■ Your assignment:
Could you write out the data that follows, exactly and in full?

-.-.-

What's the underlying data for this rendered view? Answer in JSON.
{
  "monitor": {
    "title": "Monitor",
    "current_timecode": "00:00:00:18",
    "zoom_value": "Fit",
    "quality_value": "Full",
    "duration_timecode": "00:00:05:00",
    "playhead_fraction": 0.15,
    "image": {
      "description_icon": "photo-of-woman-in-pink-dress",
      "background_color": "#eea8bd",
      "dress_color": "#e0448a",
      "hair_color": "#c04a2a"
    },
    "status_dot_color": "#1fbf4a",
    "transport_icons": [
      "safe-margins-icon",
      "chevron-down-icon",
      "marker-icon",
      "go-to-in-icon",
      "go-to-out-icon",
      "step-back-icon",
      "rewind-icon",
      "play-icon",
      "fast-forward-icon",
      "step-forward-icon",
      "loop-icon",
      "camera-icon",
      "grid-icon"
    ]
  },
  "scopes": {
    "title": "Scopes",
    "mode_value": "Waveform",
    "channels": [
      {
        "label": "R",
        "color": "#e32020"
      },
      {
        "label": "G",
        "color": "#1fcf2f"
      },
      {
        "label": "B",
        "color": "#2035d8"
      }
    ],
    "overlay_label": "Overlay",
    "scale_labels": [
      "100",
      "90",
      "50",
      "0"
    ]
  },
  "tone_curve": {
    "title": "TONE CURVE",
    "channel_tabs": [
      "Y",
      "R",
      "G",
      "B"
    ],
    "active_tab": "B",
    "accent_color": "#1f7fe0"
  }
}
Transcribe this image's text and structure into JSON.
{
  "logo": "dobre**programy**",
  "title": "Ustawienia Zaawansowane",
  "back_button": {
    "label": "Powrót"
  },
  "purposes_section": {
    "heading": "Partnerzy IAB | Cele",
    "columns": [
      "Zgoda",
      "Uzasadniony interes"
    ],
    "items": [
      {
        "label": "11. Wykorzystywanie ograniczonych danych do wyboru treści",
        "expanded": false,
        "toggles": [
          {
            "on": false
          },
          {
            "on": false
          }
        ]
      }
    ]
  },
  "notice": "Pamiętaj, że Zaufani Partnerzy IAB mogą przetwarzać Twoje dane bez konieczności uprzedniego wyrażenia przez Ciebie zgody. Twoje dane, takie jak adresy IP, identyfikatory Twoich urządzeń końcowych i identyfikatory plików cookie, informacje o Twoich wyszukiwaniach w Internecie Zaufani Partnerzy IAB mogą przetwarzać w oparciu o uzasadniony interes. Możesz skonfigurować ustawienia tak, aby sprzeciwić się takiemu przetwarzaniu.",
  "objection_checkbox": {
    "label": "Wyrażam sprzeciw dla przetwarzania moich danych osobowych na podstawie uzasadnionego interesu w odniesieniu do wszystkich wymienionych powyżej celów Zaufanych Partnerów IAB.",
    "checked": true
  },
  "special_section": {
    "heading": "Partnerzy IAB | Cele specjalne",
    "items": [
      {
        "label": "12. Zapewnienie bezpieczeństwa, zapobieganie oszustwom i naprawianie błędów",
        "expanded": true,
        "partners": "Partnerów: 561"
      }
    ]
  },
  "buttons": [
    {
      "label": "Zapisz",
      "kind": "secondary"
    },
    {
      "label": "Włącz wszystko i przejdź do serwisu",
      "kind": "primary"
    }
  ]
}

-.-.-

■ Solution to this problem:
What's the underlying data for this rendered view? Answer in JSON.
{
  "monitor": {
    "title": "Monitor",
    "current_timecode": "00:00:00:18",
    "zoom_value": "Fit",
    "quality_value": "Full",
    "duration_timecode": "00:00:05:00",
    "playhead_fraction": 0.15,
    "image": {
      "description_icon": "photo-of-woman-in-pink-dress",
      "background_color": "#eea8bd",
      "dress_color": "#e0448a",
      "hair_color": "#c04a2a"
    },
    "status_dot_color": "#1fbf4a",
    "transport_icons": [
      "safe-margins-icon",
      "chevron-down-icon",
      "marker-icon",
      "go-to-in-icon",
      "go-to-out-icon",
      "step-back-icon",
      "rewind-icon",
      "play-icon",
      "fast-forward-icon",
      "step-forward-icon",
      "loop-icon",
      "camera-icon",
      "grid-icon"
    ]
  },
  "scopes": {
    "title": "Scopes",
    "mode_value": "Waveform",
    "channels": [
      {
        "label": "R",
        "color": "#e32020"
      },
      {
        "label": "G",
        "color": "#1fcf2f"
      },
      {
        "label": "B",
        "color": "#2035d8"
      }
    ],
    "overlay_label": "Overlay",
    "scale_labels": [
      "100",
      "90",
      "50",
      "0"
    ]
  },
  "tone_curve": {
    "title": "TONE CURVE",
    "channel_tabs": [
      "Y",
      "R",
      "G",
      "B"
    ],
    "active_tab": "B",
    "accent_color": "#1f7fe0"
  }
}
Transcribe this image's text and structure into JSON.
{
  "logo": "dobre**programy**",
  "title": "Ustawienia Zaawansowane",
  "back_button": {
    "label": "Powrót"
  },
  "purposes_section": {
    "heading": "Partnerzy IAB | Cele",
    "columns": [
      "Zgoda",
      "Uzasadniony interes"
    ],
    "items": [
      {
        "label": "11. Wykorzystywanie ograniczonych danych do wyboru treści",
        "expanded": false,
        "toggles": [
          {
            "on": false
          },
          {
            "on": false
          }
        ]
      }
    ]
  },
  "notice": "Pamiętaj, że Zaufani Partnerzy IAB mogą przetwarzać Twoje dane bez konieczności uprzedniego wyrażenia przez Ciebie zgody. Twoje dane, takie jak adresy IP, identyfikatory Twoich urządzeń końcowych i identyfikatory plików cookie, informacje o Twoich wyszukiwaniach w Internecie Zaufani Partnerzy IAB mogą przetwarzać w oparciu o uzasadniony interes. Możesz skonfigurować ustawienia tak, aby sprzeciwić się takiemu przetwarzaniu.",
  "objection_checkbox": {
    "label": "Wyrażam sprzeciw dla przetwarzania moich danych osobowych na podstawie uzasadnionego interesu w odniesieniu do wszystkich wymienionych powyżej celów Zaufanych Partnerów IAB.",
    "checked": true
  },
  "special_section": {
    "heading": "Partnerzy IAB | Cele specjalne",
    "items": [
      {
        "label": "12. Zapewnienie bezpieczeństwa, zapobieganie oszustwom i naprawianie błędów",
        "expanded": true,
        "partners": "Partnerów: 561"
      }
    ]
  },
  "buttons": [
    {
      "label": "Zapisz",
      "kind": "secondary"
    },
    {
      "label": "Włącz wszystko i przejdź do serwisu",
      "kind": "primary"
    }
  ]
}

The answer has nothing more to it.